Frost is always an issue at this time of the year. There was a very light frost on September 17th but at -0.7deg C it was not cold enough, for long enough, to do any damage to the new shoots. When the temperature stays below -1.0 deg C for several hours we start to get concerned and if it gets to -3.0 deg or less then we know we are in trouble. October 31st is generally considered to be the end of the frost risk period so until then we keep our fingers crossed.
Springtime in the Yarra Valley is always a special time of the year. Blackwood wattles are starting to come into bloom and wildflowers are in abundance.
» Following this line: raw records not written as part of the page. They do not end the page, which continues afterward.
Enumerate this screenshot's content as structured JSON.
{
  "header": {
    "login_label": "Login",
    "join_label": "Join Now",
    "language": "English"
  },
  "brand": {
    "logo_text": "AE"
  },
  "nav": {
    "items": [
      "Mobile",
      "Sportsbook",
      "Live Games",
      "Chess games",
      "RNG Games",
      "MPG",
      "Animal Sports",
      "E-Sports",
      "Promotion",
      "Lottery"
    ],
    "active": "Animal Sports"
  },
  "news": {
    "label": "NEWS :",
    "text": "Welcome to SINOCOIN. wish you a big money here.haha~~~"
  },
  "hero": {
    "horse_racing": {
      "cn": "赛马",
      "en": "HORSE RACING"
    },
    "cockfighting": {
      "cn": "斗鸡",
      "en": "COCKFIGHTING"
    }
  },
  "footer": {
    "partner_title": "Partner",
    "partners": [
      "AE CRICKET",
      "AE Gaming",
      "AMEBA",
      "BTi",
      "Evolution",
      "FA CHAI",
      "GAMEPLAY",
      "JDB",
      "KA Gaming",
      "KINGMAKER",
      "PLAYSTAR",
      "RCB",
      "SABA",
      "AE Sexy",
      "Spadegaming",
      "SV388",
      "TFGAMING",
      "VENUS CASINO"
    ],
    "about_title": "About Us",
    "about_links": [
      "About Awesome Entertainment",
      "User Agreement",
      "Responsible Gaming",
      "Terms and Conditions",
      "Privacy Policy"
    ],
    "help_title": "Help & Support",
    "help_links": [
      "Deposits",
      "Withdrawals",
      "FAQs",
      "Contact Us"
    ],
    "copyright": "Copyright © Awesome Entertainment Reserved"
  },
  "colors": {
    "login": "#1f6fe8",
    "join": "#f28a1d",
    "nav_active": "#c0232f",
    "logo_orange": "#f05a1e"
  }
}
In our bush block flowering Bulbine lilies and Greenhood orchids have been precious finds.
Blue tongue lizards are starting to come out from their winter sleep, seeking out warm rocks around the property and one of our resident Echidnas has been seen foraging on ants and other insects in rotting timbers.
By this time next month the vine growth will be racing away and we will have the first estimates of crop for the harvest next year. Let’s hope it all looks good.